According to Harvard Medical School, “No single approach to detoxification is guaranteed to be best for all addicts.” Therefore, it can be extremely beneficial to attend an inpatient facility that provides multiple treatment options. As most inpatient facilities do so, it can also help you choose the best facility by learning what options they normally provide:
- Medications: Clonidine, methadone, and buprenorphine are all medications used to treat opioid withdrawal.
- Therapies: It can be very beneficial to begin therapy while in opioid withdrawal treatment, especially if you require addiction treatment as well.
- Holistic Methods: Holistic methods, like meditation, tai chi, yoga, art and dance therapy, and others, are often available to patients and can be very beneficial to individuals who do not feel comfortable with traditional talk therapies. These methods can also work to relax and calm the individual as they go through the difficult symptoms of withdrawal.
It is also important to look for a facility that either treats opioid addiction as well or helps patients transition into a program that does. Opioid withdrawal is a difficult and painful time, but once it is over, it is not the end of treatment. As stated by the National Library of Medicine, “Longer-term treatment is recommended for most persons following withdrawal,” and programs that facilitate this transition are very beneficial to a person’s overall addiction recovery, not just their recovery from withdrawal.

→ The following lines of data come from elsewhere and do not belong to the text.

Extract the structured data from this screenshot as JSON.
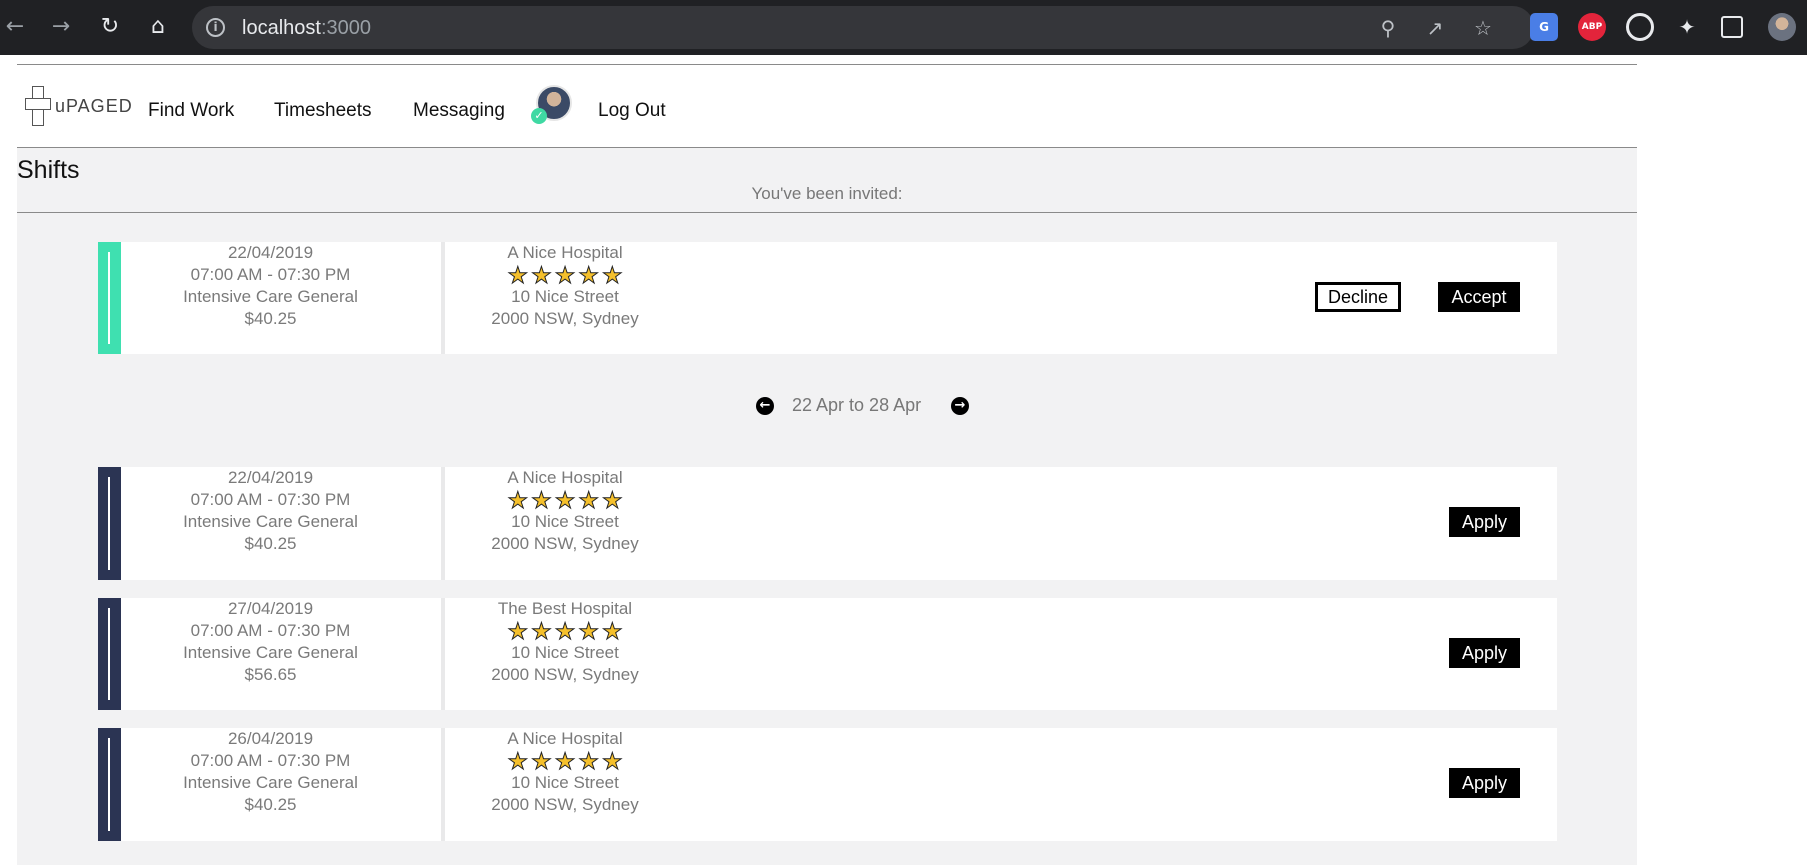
{
  "browser": {
    "url_host": "localhost",
    "url_port": ":3000",
    "nav_icons": [
      "back-arrow-icon",
      "forward-arrow-icon",
      "reload-icon",
      "home-icon"
    ],
    "extensions": [
      {
        "name": "google-translate-icon",
        "label": "G",
        "color": "#4a7ee6"
      },
      {
        "name": "adblock-plus-icon",
        "label": "ABP",
        "color": "#e3243b"
      }
    ]
  },
  "header": {
    "brand": "uPAGED",
    "nav": {
      "find_work": "Find Work",
      "timesheets": "Timesheets",
      "messaging": "Messaging",
      "log_out": "Log Out"
    }
  },
  "shifts": {
    "title": "Shifts",
    "invited_label": "You've been invited:",
    "invited": [
      {
        "date": "22/04/2019",
        "time": "07:00 AM - 07:30 PM",
        "department": "Intensive Care General",
        "rate": "$40.25",
        "hospital": "A Nice Hospital",
        "rating": 5,
        "street": "10 Nice Street",
        "city": "2000 NSW, Sydney",
        "decline_label": "Decline",
        "accept_label": "Accept",
        "strip_color": "#3fe0b0"
      }
    ],
    "week": {
      "label": "22 Apr to 28 Apr"
    },
    "available": [
      {
        "date": "22/04/2019",
        "time": "07:00 AM - 07:30 PM",
        "department": "Intensive Care General",
        "rate": "$40.25",
        "hospital": "A Nice Hospital",
        "rating": 5,
        "street": "10 Nice Street",
        "city": "2000 NSW, Sydney",
        "apply_label": "Apply",
        "strip_color": "#2b3453"
      },
      {
        "date": "27/04/2019",
        "time": "07:00 AM - 07:30 PM",
        "department": "Intensive Care General",
        "rate": "$56.65",
        "hospital": "The Best Hospital",
        "rating": 5,
        "street": "10 Nice Street",
        "city": "2000 NSW, Sydney",
        "apply_label": "Apply",
        "strip_color": "#2b3453"
      },
      {
        "date": "26/04/2019",
        "time": "07:00 AM - 07:30 PM",
        "department": "Intensive Care General",
        "rate": "$40.25",
        "hospital": "A Nice Hospital",
        "rating": 5,
        "street": "10 Nice Street",
        "city": "2000 NSW, Sydney",
        "apply_label": "Apply",
        "strip_color": "#2b3453"
      }
    ]
  }
}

Location: How Do I Know Where I Should Go for Treatment?
In many cases, people want to attend treatment close to home. This is often because local inpatient care is less expensive to attend than a program that causes individuals to travel. Many people also want to be close to home so their family members can visit while they are working through their withdrawal. However, this is not always the case.
It may be more beneficial for certain individuals to attend treatment away from home. Remote facilities sometimes offer a kind of method or benefit that local facilities do not, and sometimes, a person may need to merely step away from their life for a while to spend time working on their withdrawal and recovery. Either way, it is important to decide if a local or remote center is better for you.
Other Differences: Do You Require Other Things from Your Treatment Program?
Certain individuals have other needs from their inpatient care facilities. These needs may be cultural, vocational, legal, gender-related, age-related, or fall into another category. For example, if a person only speaks Spanish, it is important that they find a facility where the doctors and nurses speak Spanish as well. Women and adolescents both have specific needs when it comes to treatment and often fare better when they are in a facility with others similar to them. Therefore, finding a women- or adolescents-only inpatient center may be necessary for a safe, effective withdrawal.
Think about all your needs, not just those that affect your withdrawal, and ask yourself how a program can meet them. Then look for a facility that provides you with what you require.
How Do I Choose the Best Inpatient Opioid Withdrawal Treatment?
Understanding what your needs are and the best way to meet them will help you find an inpatient center that is beneficial to you. You can also call 800-429-5210 (Who Answers?) today, and we will help you locate facilities that meet your specific qualifications so you can withdraw from opioids safely and in the care of professionals.